Language Arts, Reading, Reading Comprehension, Writing, Social Studies, United States History
Grade 5- 8
Students learn about the first female judge of the United States Supreme Court in honor of Women's History Month. They answer questions about the judicial branch of the United States government.
First Female Associate Justice
What does it take to be appointed to the highest court in the land? How long did Sandra prepare for her job? How did she have time to be a mother, a deputy attorney, assistant attorney general, a state senator, and a judge for 24 years?
From the time Sandra was a child living on a ranch in Arizona, she excelled at everything. She learned how to read by the time she was four, drove a truck at the age of eight, and could ride a horse with the best of them. Her parents knew that raising a little girl all by herself out in the middle of a huge ranch was going to be a tough job. When it was time for Sandra to go to school, her parents decided to send her to El Paso, the big city, to live with her grandparents, Mamie and Willis Wiley. Sandra would never live on the ranch full-time again. From a private school in El Paso to graduating third in her class at Stanford, Sandra was always an achiever. She worked very hard to be the best student she could be.
Sandra loved ranching and geology and does not remember why she chose law as a career. She did admit that studying the law kept her busy because there were so many ways of interpreting the law. While she was in college, she met her future husband, John O'Connor. After graduation, her husband was offered five positions in law firms, but Sandra could not find a job as an attorney.
No one wanted a woman. She was offered a position as a legal secretary. This roadblock did not stop her. She soon secured the job of Assistant Deputy County Attorney of San Mateo, California.
Sandra was always persistent. She was a quiet, organized, and efficient woman who never let anything fluster her. She was in control, no matter what happened to her or around her. Sandra said that she would prefer practicing law to being a head of state.
Sandra Day O'Connor became the first woman associate justice of the United States Supreme Court. In 1981, during Ronald Reagan's presidency, she succeeded the retiring Justice Potter Stewart.
- Knowledge: What kind of education was Sandra given?

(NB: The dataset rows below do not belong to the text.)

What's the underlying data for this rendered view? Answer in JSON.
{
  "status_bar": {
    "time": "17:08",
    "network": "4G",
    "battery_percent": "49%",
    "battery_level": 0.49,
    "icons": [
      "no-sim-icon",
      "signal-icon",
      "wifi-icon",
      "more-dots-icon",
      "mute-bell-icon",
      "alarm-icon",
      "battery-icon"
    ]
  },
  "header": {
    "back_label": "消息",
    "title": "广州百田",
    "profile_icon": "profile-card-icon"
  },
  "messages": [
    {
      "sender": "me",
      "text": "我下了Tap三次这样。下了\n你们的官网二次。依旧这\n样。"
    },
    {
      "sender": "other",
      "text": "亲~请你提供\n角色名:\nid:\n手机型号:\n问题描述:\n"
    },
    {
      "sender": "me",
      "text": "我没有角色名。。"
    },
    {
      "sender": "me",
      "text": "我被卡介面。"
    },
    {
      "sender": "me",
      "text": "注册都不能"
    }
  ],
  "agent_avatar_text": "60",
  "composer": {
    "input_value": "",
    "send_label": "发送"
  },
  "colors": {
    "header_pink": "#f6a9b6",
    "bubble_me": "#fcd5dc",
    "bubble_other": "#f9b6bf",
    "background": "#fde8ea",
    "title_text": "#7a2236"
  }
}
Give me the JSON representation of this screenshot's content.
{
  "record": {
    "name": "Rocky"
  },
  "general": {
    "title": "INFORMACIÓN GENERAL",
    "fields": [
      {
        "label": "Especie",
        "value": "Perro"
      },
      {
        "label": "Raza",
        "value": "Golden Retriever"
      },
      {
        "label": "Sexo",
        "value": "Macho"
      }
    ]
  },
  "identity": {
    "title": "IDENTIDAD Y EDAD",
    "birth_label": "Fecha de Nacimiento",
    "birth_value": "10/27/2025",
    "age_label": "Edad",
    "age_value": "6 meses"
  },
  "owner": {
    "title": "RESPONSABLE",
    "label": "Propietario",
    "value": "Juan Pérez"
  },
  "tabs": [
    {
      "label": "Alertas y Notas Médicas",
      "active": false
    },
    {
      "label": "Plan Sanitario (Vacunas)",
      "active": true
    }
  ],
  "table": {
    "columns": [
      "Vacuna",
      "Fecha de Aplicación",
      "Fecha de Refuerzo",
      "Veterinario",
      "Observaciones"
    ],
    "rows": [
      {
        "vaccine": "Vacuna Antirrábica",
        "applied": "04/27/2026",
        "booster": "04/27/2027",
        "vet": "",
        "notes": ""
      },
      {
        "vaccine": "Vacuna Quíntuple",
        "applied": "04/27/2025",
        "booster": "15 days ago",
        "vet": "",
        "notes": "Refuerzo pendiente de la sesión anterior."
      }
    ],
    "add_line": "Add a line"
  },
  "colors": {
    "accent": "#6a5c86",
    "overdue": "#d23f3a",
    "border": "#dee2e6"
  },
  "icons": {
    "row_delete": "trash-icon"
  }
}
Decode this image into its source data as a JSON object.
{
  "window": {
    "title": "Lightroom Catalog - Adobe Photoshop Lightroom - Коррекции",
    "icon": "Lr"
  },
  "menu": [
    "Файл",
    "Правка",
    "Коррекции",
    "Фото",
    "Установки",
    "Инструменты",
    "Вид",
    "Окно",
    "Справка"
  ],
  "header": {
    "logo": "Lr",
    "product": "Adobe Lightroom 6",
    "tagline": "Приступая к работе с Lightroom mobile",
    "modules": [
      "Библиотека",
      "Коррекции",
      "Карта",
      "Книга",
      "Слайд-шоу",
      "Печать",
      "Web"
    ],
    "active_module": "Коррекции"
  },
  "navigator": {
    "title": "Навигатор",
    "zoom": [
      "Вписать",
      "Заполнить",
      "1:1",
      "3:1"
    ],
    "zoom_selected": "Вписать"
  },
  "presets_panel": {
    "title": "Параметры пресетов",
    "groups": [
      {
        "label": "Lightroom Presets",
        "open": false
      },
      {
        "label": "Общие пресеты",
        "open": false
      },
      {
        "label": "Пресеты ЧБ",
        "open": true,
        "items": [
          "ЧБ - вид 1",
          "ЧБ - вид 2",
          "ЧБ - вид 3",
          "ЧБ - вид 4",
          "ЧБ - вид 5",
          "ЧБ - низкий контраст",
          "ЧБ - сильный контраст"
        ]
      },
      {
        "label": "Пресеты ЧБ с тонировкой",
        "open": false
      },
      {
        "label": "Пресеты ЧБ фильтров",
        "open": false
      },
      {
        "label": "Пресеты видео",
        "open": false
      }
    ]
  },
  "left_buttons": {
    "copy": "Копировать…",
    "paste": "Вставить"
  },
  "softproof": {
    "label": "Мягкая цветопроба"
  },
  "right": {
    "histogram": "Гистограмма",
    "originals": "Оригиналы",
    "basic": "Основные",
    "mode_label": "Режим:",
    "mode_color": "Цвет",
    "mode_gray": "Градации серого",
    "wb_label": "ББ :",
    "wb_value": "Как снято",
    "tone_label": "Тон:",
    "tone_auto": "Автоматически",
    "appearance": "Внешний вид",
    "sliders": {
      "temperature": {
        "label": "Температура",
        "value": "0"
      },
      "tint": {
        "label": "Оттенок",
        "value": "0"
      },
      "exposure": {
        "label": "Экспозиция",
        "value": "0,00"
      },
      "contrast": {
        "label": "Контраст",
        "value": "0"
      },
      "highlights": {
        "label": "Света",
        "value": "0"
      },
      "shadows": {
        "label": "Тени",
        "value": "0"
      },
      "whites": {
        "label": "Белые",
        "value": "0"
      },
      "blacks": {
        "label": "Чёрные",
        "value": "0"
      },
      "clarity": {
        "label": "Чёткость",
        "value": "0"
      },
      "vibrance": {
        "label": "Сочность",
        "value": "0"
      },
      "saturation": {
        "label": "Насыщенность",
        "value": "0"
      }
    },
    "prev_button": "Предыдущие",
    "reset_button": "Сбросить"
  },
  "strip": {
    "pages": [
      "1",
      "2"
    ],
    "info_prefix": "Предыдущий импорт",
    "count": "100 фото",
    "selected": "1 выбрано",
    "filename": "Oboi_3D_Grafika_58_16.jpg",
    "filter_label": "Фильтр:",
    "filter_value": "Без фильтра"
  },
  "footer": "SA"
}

- Comprehension: Was Sandra always successful?
- Creative Thinking: Why do you think that Sandra wanted to be a Supreme Court Justice?
- Application: Have you ever thought about being an attorney or running for an office? For which office would you run?
- Analysis: Can all women have such spectacular careers and also be good mothers?
- Synthesis: Can anyone become a Supreme Court Justice?
- Evaluation: Is your life similar to Sandra's? In what ways? In what ways does it differ?
- Affective: Would you have the energy and resolve to become a Supreme Court Justice?
- Skills Focus
- Language and Communication Skills: Write a letter to your representative in congress and ask him/her to give you the reasons for becoming a public official.
- Independent Study Skills: What kinds of courts can be found on the state and national levels? Describe all of these in their own paragraphs.
- Manipulative Skills: Ask an adult to take you horseback riding.
- Social Studies
- The Judicial System: Encourage students to learn more about the judicial system. Provide classroom resources or allow library time, if possible, for students to research information on the judicial branch. Divide the class into groups and provide each group with questions about the judicial system. Have groups provide feedback on their findings to the class. As an alternative, divide the class into three groups and assign each group a different branch of the United States government to research. Each group can prepare a large chart that demonstrates how a particular branch works (similar to the chart on page 105).
- Social Studies
- Women in Government: Ask women in the community who hold positions in city or county government to visit your school. Have students prepare questions to ask them about their achievements and why they chose a career in government.
- Judicial Branch activity sheet
- classroom or library resource materials